In testimony before two House committees, USAID Administrator Raj Shah defended the president’s FY2011 budget request for international development as “a down payment for future peace and prosperity around the world.” His testimony echoed Secretary Clinton’s, but members of Congress see Shah as the person responsible—and accountable—for U.S. development dollars. The question is whether Shah has the authorities and capacities at USAID to fulfill those responsibilities.
Shah’s testimony before the House Foreign Affairs Committee and the House Appropriations Subcommittee on Foreign Operations was clearly on message. It followed the same outline as Secretary Clinton’s testimony highlighting three priorities: frontline states (Iraq, Afghanistan and Pakistan); meeting urgent global challenges (global health, food security, climate change, humanitarian assistance); and the right people, tools, and focus on results. Perhaps more interesting is how closely the principles Shah outlined in his testimony mirrored five of the six principles Secretary Clinton set out in her development speech at CGD.
While Clinton and Shah may have had the same messages, members of the two House committees asked Shah far more targeted and specific development questions. They praised his handling of the Haiti earthquake – save for Rep. Mark Kirk who took issue with a sole-source contract – and asked him about basic education programs, maternal and child health, country ownership, trade capacity building, contracting, staffing, and the timing and results of the Presidential Study Directive on U.S. Global Development Policy and the Quadrennial Diplomacy and Development Review. They see Shah as the go-to guy on U.S. development programs and from the tone of Kirk and others, it is also clear that he is the one on the hook for development decisions and results. The question is really whether Shah, after only two months on the job, has the capacities and authorities yet to go along with these responsibilities.

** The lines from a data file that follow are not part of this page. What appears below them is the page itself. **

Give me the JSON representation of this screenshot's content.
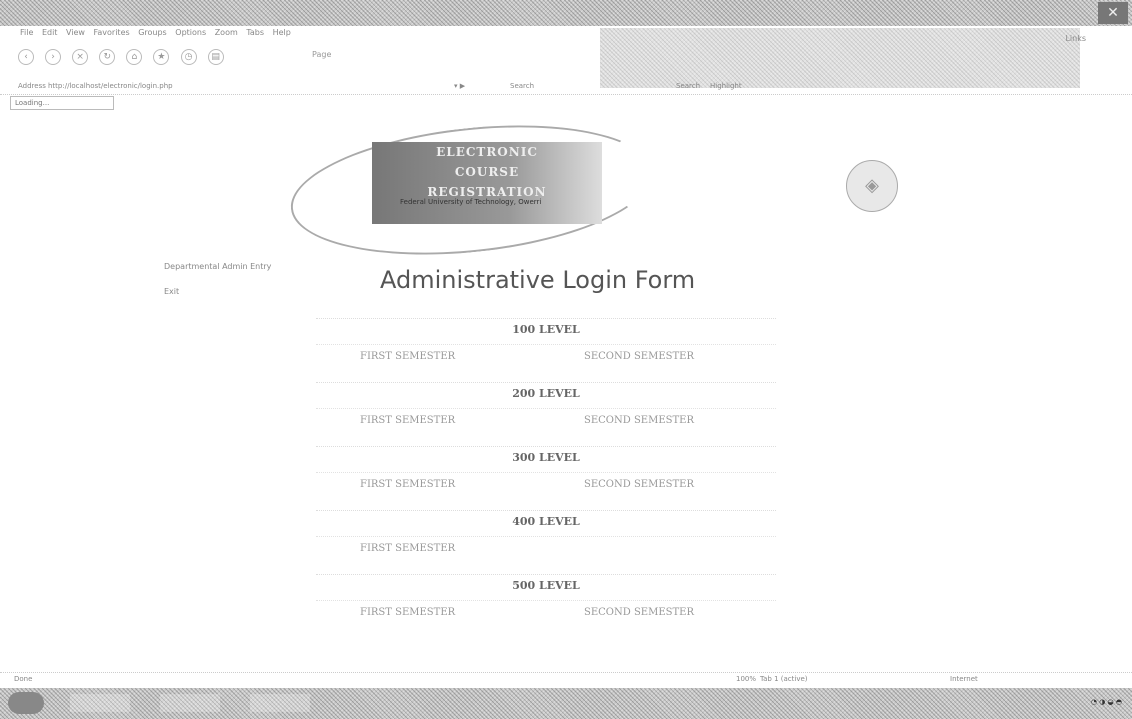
{
  "window": {
    "close_glyph": "✕"
  },
  "menubar": {
    "items": [
      "File",
      "Edit",
      "View",
      "Favorites",
      "Groups",
      "Options",
      "Zoom",
      "Tabs",
      "Help"
    ],
    "right_label": "Links"
  },
  "toolbar": {
    "icons": [
      "back-icon",
      "forward-icon",
      "stop-icon",
      "refresh-icon",
      "home-icon",
      "favorites-icon",
      "history-icon",
      "print-icon"
    ],
    "page_menu": "Page"
  },
  "addressbar": {
    "label": "Address",
    "url": "http://localhost/electronic/login.php",
    "search_label": "Search",
    "search_button": "Search",
    "search_right": "Highlight"
  },
  "tab": {
    "label": "Loading..."
  },
  "logo": {
    "lines": [
      "ELECTRONIC",
      "COURSE",
      "REGISTRATION"
    ],
    "tagline": "Federal University of Technology, Owerri"
  },
  "sidebar": {
    "link1": "Departmental Admin Entry",
    "link2": "Exit"
  },
  "page": {
    "title": "Administrative Login Form"
  },
  "levels": [
    {
      "title": "100 LEVEL",
      "first": "FIRST SEMESTER",
      "second": "SECOND SEMESTER"
    },
    {
      "title": "200 LEVEL",
      "first": "FIRST SEMESTER",
      "second": "SECOND SEMESTER"
    },
    {
      "title": "300 LEVEL",
      "first": "FIRST SEMESTER",
      "second": "SECOND SEMESTER"
    },
    {
      "title": "400 LEVEL",
      "first": "FIRST SEMESTER",
      "second": ""
    },
    {
      "title": "500 LEVEL",
      "first": "FIRST SEMESTER",
      "second": "SECOND SEMESTER"
    }
  ],
  "statusbar": {
    "left": "Done",
    "zoom": "100%",
    "tab_info": "Tab 1 (active)",
    "network": "Internet"
  }
}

When Shah was confirmed, CGD President Nancy Birdsall said “The question should be: what does Raj need to succeed? And what he needs is the administration to bolster his capacity and authorities to successfully elevate and empower a distinct development perspective and voice.” Former CGDer Sheila Herrling and I suggested the USAID administrator needed the following:
- The right people.
- A strong policy capacity to participate in the Presidential Study Directive on U.S. Global Development Policy (PSD), the Quadrennial Diplomacy and Development Review (QDDR), and efforts to rewrite the Foreign Assistance Act.
- Congressional support to allow him to use notwithstanding and waiver authorities attached to the too-many earmarks put on his budget.
- Authority over the agency’s budget—from its request, based on input from the field; to its justification, including argumentation directly to the Secretary of State and OMB as it relates to the rest of the overall State Department request; to its final allocation across sectors, programs and countries; to accounting publicly for its results.
So how’s it going so far?
House Appropriations Subcommittee on State, Foreign Operations, and Related Programs:
- People: Shah has filled a number of key positions in the front office but the twelve remaining Senate-confirmed positions on his leadership team should be at the top of the to-do list. I suspect Senate Foreign Relations Committee staff would welcome nominations and, I hope, help see to quick scheduling of confirmation hearings.
- Policy capacity: It seems Shah has the green light to build a robust policy capacity at USAID. He reported to Rep. Berman that he is building policy planning and gave a shout-out to former CGD Vice President Ruth Levine as a “world-class innovative evaluation” expert that has joined his team. But again, filling the twelve remaining Senate-confirmed leadership positions is essential for actively and effectively engaging in the PSD and QDDR.
- Congressional support: The marks are generally high for Shah so far, but could be even higher if he regains the confidence, spark and enthusiasm he exuded in his confirmation hearing. I suspect the slightly dampened demeanor in the budget hearings may have something to do with post-Haiti fatigue and for having to defend a budget into which he likely had little input based on the timing of his confirmation. Nevertheless, he clearly has congressional supporters for development and for reform; whether this will extend to use of waiver authorities is harder to foresee and will require continued contact and engagement with key congressional offices.
- Budget authority: Again, it’s unlikely that Shah had much input into the FY2011 budget process given that he only began his job in January. When pressed about USAID budget authority in the hearings, he told members we “will get to the place where we have the opportunity to develop a budget.”
As Birdsall said, Shah brings “tremendous talents – smarts, passion for development and strategic thinking — to the helm of USAID.” Things are moving in the right direction, but hard tasks lie ahead. Those of us in the development community should be thinking about how we can help the administration and Shah fill his leadership team, build the agency’s policy capacity, cultivate congressional support, and gain budget authority so that next time he is before these committees, he can speak with the full authority he should have, given the enormous responsibilities in front of him.